You know what happens when enough people come looking for your product web site? They read your brilliantly written marketing copy, they look at your dazzling images, and they watch your videos. They spend zero time looking at the apps of your competitors. And sometimes, they even tap on the link to go straight to the App Store to buy your app.
Oh, and while that’s happening, your search rankings on the App Store go up. Way up.
Because as important as ratings are to good search results, purchases are even more important. Get enough people to buy your app, and how many ratings you have for your current version becomes far less important. No one believes me when I tell them this, but we seldom have more than two or three ratings for the current version of Teleprompt+ 3, and often one or two of those ratings will be a 1-star from a disgruntled customer. That bothers us tremendously as people who take pride in our products, but it doesn’t seem to have an effect on sales much, as far as we can tell. And we’re consistently ranked in the first few search results for “teleprompter.”
If you give your potential customers nothing to go on but a few screenshots and your ratings, of course your ratings are going to have a major impact on sales. If you spend some time actually pitching your app effectively to people, a portion of your customers won’t even look at your ratings.
There’s nothing stopping you from opening the digital equivalent of your own retail store that complements your presence on the App Store. Think of the App Store as a flea market, and your web site as a posh destination store.
You don’t have to leave your app rotting in the dark corners, hoping one day Apple might put it in a prime location. You can build your own showroom where your app is featured permanently, and then invite people to come take a look. Every sale you get here contributes to your bottom line as well as your search rankings.
How do you get people to show up? That’s a topic for another day.
We have been promised analytics on the App Store, eventually. But surprisingly, we haven’t heard a peep about a delivery date on that feature since WWDC in June. There are lots of companies out there scraping iTunes and making educated guesses, but this data can only go so far. ↩
Don’t believe me? You’re reading this, aren’t you? ↩
Unless you’ve been featured. But you know better than to hope for that, right? Getting featured is something that happens or doesn’t. You can’t rely on it to be your sole strategy, because it’s out of your hands. And it’s temporary, as well. ↩
Actually, that’s only true if you are selling the app for an up-front price. Your customers can pay you right on your web site, cutting out Apple’s 30% commission, if you aren’t selling the app directly, but rather charging a subscription price for a service. You have to offer that subscription in the app as well, but there’s nothing stopping you from signing up customers right here. I think if your app is subscription-based, you’d be crazy to drive people who are on the Web already over to the App Store just to pay you. ↩
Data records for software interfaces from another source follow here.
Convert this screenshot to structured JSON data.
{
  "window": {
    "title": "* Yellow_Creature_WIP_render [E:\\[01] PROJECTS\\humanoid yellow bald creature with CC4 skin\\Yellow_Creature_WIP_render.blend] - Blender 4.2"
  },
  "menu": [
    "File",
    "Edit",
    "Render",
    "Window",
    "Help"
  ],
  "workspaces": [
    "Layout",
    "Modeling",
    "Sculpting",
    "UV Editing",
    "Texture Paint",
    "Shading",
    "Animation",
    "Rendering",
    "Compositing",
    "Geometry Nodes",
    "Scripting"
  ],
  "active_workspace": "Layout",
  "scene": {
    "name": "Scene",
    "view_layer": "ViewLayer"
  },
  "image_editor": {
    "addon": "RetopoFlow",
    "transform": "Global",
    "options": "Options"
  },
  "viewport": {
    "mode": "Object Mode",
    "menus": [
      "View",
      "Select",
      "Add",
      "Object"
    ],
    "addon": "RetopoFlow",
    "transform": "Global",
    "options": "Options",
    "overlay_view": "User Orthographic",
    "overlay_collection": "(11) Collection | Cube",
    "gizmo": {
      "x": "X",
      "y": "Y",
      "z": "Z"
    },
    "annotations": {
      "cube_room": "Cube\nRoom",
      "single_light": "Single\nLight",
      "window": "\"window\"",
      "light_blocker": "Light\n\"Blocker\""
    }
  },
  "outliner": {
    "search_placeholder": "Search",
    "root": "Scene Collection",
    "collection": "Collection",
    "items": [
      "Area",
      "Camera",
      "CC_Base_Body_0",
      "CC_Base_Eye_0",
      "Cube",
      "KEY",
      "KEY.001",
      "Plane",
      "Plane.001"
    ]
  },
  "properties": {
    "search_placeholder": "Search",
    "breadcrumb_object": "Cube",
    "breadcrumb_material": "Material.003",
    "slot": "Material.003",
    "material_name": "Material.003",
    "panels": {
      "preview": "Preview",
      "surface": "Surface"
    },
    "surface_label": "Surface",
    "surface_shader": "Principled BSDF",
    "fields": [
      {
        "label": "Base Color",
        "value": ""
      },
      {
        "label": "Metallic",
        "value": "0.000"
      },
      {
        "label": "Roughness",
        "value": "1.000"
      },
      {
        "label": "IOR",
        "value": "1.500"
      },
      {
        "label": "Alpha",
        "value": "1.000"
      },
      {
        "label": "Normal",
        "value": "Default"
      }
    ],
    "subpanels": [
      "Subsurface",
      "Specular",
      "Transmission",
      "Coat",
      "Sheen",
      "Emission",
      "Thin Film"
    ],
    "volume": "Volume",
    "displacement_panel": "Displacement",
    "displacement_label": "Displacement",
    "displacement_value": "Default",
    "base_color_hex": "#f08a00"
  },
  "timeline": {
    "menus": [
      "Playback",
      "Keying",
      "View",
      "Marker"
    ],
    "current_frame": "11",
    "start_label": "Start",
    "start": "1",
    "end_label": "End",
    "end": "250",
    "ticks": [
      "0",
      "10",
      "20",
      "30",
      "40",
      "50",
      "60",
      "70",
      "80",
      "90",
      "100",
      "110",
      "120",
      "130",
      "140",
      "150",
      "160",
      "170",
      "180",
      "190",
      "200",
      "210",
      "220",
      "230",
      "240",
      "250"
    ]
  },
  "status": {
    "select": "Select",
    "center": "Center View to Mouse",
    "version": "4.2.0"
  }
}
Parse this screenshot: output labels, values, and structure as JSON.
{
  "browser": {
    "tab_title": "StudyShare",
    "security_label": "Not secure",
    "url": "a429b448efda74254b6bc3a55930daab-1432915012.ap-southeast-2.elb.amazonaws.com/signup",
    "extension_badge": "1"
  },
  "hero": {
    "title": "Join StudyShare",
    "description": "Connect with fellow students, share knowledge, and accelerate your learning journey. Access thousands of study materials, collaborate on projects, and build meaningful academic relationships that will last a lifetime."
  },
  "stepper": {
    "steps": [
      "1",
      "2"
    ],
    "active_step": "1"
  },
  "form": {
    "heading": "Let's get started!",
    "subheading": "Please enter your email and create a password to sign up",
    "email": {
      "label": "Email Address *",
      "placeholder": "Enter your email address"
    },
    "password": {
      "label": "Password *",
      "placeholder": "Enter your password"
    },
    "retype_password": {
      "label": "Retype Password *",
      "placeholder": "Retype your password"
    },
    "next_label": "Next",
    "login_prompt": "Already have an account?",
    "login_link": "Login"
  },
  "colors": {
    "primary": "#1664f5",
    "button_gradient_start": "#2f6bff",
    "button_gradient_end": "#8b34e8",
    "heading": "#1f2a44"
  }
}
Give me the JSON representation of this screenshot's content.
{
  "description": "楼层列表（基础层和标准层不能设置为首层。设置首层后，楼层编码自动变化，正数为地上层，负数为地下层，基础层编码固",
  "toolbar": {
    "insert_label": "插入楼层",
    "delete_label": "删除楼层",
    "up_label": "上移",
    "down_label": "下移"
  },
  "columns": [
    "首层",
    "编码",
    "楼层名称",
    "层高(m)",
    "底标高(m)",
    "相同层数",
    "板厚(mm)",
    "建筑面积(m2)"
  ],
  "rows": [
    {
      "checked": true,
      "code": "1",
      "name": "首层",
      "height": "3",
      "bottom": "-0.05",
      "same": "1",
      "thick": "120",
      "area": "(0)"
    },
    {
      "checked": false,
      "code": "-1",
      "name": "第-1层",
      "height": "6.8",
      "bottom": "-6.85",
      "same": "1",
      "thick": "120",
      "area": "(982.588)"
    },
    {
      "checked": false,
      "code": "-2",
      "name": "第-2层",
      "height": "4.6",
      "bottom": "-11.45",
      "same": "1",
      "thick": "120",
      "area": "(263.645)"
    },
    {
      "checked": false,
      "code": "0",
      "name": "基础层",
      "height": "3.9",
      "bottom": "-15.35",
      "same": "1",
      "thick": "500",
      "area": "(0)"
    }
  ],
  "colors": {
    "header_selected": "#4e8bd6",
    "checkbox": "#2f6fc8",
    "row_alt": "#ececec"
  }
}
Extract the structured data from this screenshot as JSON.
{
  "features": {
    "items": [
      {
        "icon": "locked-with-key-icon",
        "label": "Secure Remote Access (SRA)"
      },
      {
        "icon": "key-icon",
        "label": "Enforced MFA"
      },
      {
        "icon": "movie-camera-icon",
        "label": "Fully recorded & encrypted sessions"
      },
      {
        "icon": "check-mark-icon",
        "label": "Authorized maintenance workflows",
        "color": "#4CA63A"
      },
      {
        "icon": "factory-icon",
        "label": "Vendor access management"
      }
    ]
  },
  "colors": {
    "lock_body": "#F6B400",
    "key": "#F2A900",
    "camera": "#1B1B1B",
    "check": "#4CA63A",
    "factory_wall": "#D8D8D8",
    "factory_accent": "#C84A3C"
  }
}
When your app sells for $24.99, converting just a percentage of a couple hundred people a day is more than enough to do better than average, even before you factor in the additional people who find you directly on the App Store. Obviously, if you’re selling 99-cent apps, this is going to be a bit harder. But every sale counts. Every customer who finds you in a new way is a win. ↩
And keep in mind, we relaunched a brand new version of our app this past April, Tweetie 2 style, sacrificing our historical sales and ratings. So it’s not our almost five years on the Store helping us get that high rank in search results. It’s the fact that we sell more teleprompter apps than anyone else, very consistently. ↩